Review of David Peterson's Book, Look Beyond the Pointing Finger: The Combat Philosophy of Wong Shun Leung

Date: May 18, 2016

Customer/3rd Party Review: This review was done by a customer/3rd party and is listed here for you reference only. The views and opinions of the reviewer are not those of Everything Wing Chun and do not necessarily reflect EWC's views or opinions on the subject matter. It is posted, like all customer reviews, to give you more info on the product and to give you different opinions on a product so that you can make the best decision for yourself about its content. The review is NOT by an EWC employee or contractor and EWC cannot stand by anything said in any customer/3rd party review. Enjoy!

Review by: Manuel Bustos, Jr.

Book Bought on: Everything Wing Chun :

“Look at the Pointing Finger – The Combat Philosophy of Wong Shun Leung” is an expanded second edition of Sifu Peterson’s monumental work on Wong Shun Leung Wing Chun (WSLWC). Of course it is well known that Sifu Wong was one of the handful of sifus that finished the entire Wing Chun system directly under Grandmaster Yip Man’s guidance and training. And of course Sifu Wong was actively teaching within Hong Kong while Yip Man was still alive and was undefeated in his quite numerous Biemo contests.

This book should not be approached with the idea that the Wing Chun system forms are presented to the reader. Rather this book means to investigate and then illuminate the guiding principles of WSLWC that Sifu Wong presented. These philosophies were shaped by Sifu Wong’s Biemo contests, constant analysis and refinement, as well as constant consultation with Yip Man. As such this book is not arranged in the standard presentation of the Wing Chun martial art system by a given Sifu. In order to properly convey Sifu Wong’s ideas Sifu Peterson has chosen to arrange the book in chapters that read like mini essays and previous interviews. Each chapter is a study on one of the various aspects of Wong Shun Leung Wing Chun.

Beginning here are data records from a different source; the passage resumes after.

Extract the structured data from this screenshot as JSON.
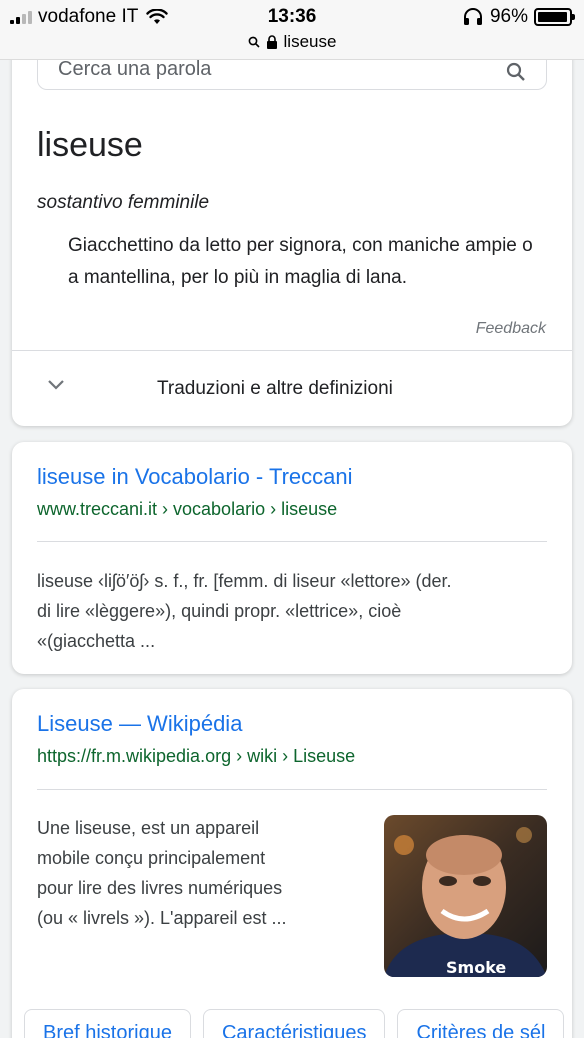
{
  "status_bar": {
    "carrier": "vodafone IT",
    "time": "13:36",
    "url": "liseuse",
    "battery": "96%",
    "battery_level": 0.96
  },
  "dictionary": {
    "search_placeholder": "Cerca una parola",
    "word": "liseuse",
    "part_of_speech": "sostantivo femminile",
    "definition": "Giacchettino da letto per signora, con maniche ampie o a mantellina, per lo più in maglia di lana.",
    "feedback": "Feedback",
    "more_label": "Traduzioni e altre definizioni"
  },
  "results": [
    {
      "title": "liseuse in Vocabolario - Treccani",
      "url": "www.treccani.it › vocabolario › liseuse",
      "snippet_lines": [
        "liseuse ‹liʃö′öʃ› s. f., fr. [femm. di liseur «lettore» (der.",
        "di lire «lèggere»), quindi propr. «lettrice», cioè",
        "«(giacchetta ..."
      ]
    },
    {
      "title": "Liseuse — Wikipédia",
      "url": "https://fr.m.wikipedia.org › wiki › Liseuse",
      "snippet_lines": [
        "Une liseuse, est un appareil",
        "mobile conçu principalement",
        "pour lire des livres numériques",
        "(ou « livrels »). L'appareil est ..."
      ],
      "chips": [
        "Bref historique",
        "Caractéristiques",
        "Critères de sél"
      ]
    }
  ],
  "colors": {
    "link": "#1a73e8",
    "url_green": "#0d652d",
    "background": "#f1f3f4"
  }
}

Touching up a few topics presented within the book are Wing Chun’s scientific use of body position, Wing Chun’s unique kicking and of course removal of an excessive ideals in fighting. Central to Wong Shun Leung’s Wing Chun was that idea that Wing Chun is concept base rather than technique based. Essentially, Sifu Wong presented the “tools” of the system and the student was then free to utilize these tools at will rather than by rote response. Additionally, Sifu Wong’s Wing Chun stressed when possible an attack is to be met with an attack rather than a defense by the Wing Chun practitioner. Within the book Sifu Peterson dispels some ideas about Wing Chun such as that the elbow must always remain in a fixed position, sticky hands and Chi Sau.

The book reveals Wong Shun Leung “King of Talking with the Hands” to be a Wing Chun genius and yet humble, as well as a talented educator capable of instructing his students regardless of their level of experience, which is no easy feat. It is also pointed out that Sifu Wong had a significant impact on Bruce Lee, which most casual observers of Brue Lee might not have previously recognized (Sifu Wong did not speak English). Within this book one can see the seeds of many of Bruce Lee’s ideas. This is not suggest that Bruce Lee simply regurgitated ideas, but that Bruce was a dynamic student of Wong Shun Leung as well as Yip Man. Finally, the enormous impact Sifu Wong had upon Wing Chun is also detailed (Wong was invited by the Chinese to speak on Wing Chun in 1996). This distinctive presentation of Wong Shun Leung Wing Chun merits highest recommendation for any reader.